Each week, the F&I Report features a savvy tip from an industry expert. Last year, experts weighed in on emerging technologies, combating customer objections and coping with rising interest rates. Here's a sampling of our 2018 F&I tips and the month in which each appeared.
Use customers' F&I research as a sales tool
Compliment customers when they come in armed with third-party research on F&I and use it as a sales tool, suggests Ron Reahard of Reahard & Associates. "If a customer sees it on the Internet, it gives you third-party credibility." It's not just the F&I manager suggesting the product; information on a third-party website may persuade the customer, too.
F&I interviews offer big pluses
Despite pressure to hasten the deal process, keep the F&I interview in place, suggests Steve Roennau of EFG Cos. Skipping the interview can hurt profit per vehicle and product penetration. Plus, the interview can actually speed the process, he said. "When an F&I manager can directly relate a product's benefits to a customer's specific needs, they can more quickly and efficiently overcome objections and close the deal."
Train sales staff to gauge customers' budgets
Make sure your sales team knows how to fit the car to the customer in terms of affordability, suggests Hollis Goode of EFG Cos. "Train your team to ask qualifying questions about the customer's driving habits, employment status and ballpark the budget before test driving a vehicle," he said. That way, customers won't be disappointed when they arrive in F&I and discover they can't afford the payments.
Pair products on the menu
F&I menus should pair items that go well together, suggests F&I trainer Chari Fogel. For example, the maintenance agreement should follow the service contract, and tire-and-wheel should follow the maintenance agreement. "The presentation itself needs to be transparent, filled with value and benefit that will help the customer see that it's important for them to protect their ownership period by enrolling in these products."
Partner with vendors wisely
Choose vendors that already have skin in the game, suggests Phil Battista, CEO of dealership vendor Darwin Automotive. Conduct due diligence by checking the size of a vendor's staff and client base. Talk to other dealers and call a vendor's support line. "Select someone for what the market is going to bring," he said. "The vendor selection piece is so critical."
Put your finance director front and center
Get F&I managers involved in the deal early, says Michael Lucia, general manager for Mercedes-Benz of Pompano in Pompano Beach, Fla. "Take away your finance director's office and make them sit on the desk of your sales managers," he said. Old-school dealerships keep F&I managers behind a curtain, but Lucia says they should be front and center, helping sales managers when appropriate. "You walk into the dealership, you meet my manager."
Help customers do the math

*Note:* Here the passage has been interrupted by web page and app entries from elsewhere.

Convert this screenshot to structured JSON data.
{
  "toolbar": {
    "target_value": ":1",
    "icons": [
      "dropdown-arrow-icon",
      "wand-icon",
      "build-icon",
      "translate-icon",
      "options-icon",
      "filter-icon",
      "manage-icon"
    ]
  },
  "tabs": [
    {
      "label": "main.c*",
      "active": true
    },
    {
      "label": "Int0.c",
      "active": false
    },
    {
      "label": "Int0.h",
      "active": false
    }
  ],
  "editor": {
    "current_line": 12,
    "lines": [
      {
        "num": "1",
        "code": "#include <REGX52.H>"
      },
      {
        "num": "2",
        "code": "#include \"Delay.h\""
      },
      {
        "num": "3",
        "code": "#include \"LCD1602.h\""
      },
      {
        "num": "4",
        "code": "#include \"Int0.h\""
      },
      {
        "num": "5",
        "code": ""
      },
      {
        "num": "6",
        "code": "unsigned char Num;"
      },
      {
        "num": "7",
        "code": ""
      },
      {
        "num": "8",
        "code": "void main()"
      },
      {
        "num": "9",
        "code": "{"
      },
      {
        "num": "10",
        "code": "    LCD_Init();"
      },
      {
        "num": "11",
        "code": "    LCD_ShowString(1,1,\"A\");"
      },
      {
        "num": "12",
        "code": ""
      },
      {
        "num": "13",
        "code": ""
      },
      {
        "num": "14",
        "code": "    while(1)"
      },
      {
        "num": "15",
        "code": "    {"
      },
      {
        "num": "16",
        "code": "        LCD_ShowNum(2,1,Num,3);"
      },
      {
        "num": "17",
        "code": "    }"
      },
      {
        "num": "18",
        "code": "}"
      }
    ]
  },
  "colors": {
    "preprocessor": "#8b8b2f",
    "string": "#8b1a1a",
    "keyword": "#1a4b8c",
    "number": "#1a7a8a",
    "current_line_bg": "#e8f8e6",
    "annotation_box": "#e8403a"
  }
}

Part of an F&I manager's job is to be a calculator for customers, says Adam Marburger of Suntrup Automotive Group. Cash or finance customers turn down a service contract when "they don't know how to do the math." Walking customers through savings is important not just for product sales, Marburger said, but "because the car is worth so much more with the service contract."
Consistency: The keeper of compliance
To ensure your store is compliant, keep F&I product discounts consistent, suggests Deanna Stockamp of Stockamp & Brown law firm. "There's nothing wrong with offering a discount because a customer purchased more than one product or a bundle of products," she said, "so long as you're offering those discounts to all of your customers."
Explain how F&I products benefit lease customers
Remind lease customers of their primary responsibilities: making payments, maintaining the vehicle, keeping insurance in force and returning the vehicle in satisfactory condition, said F&I trainer Gerry Gould. Then explain how F&I products can help in a reactive or proactive way. "Reactive includes product that pays for the repair or replacement as the lease matures, while proactive pays for excess wear and use at the lease end."
Let customers see whom they'll work with
Put the F&I manager's name, photo and contact information on the dealership website, suggests Ron Reahard of F&I training company Reahard & Associates. "We shouldn't be hiding behind a curtain. We're not the F&I wizard, the Wizard of Oz. We should let customers see who they're going to be dealing with."
Show, don't tell
Don't lecture customers on interest rates. Show them, says Matt Woods, south regional manager for Service Group. "Go to Google, type in 'Fed raises interest rates.' You will find several articles," Woods said. Print one that's dated within the last few months and explain that while you don't control interest rates, you can work with them to get them the best deal.
Trust your training
Trust your training, advises Eric Melon, president of sales at Innovative Aftermarket Systems. If a certain tactic works half the time in the F&I office, why do managers give up? "Half the time in 100 times is 50 people say yes," he said. "The problem is, we don't know when that 50 is. First customer, doesn't work. Second customer, doesn't work. By the fourth time, what happens?"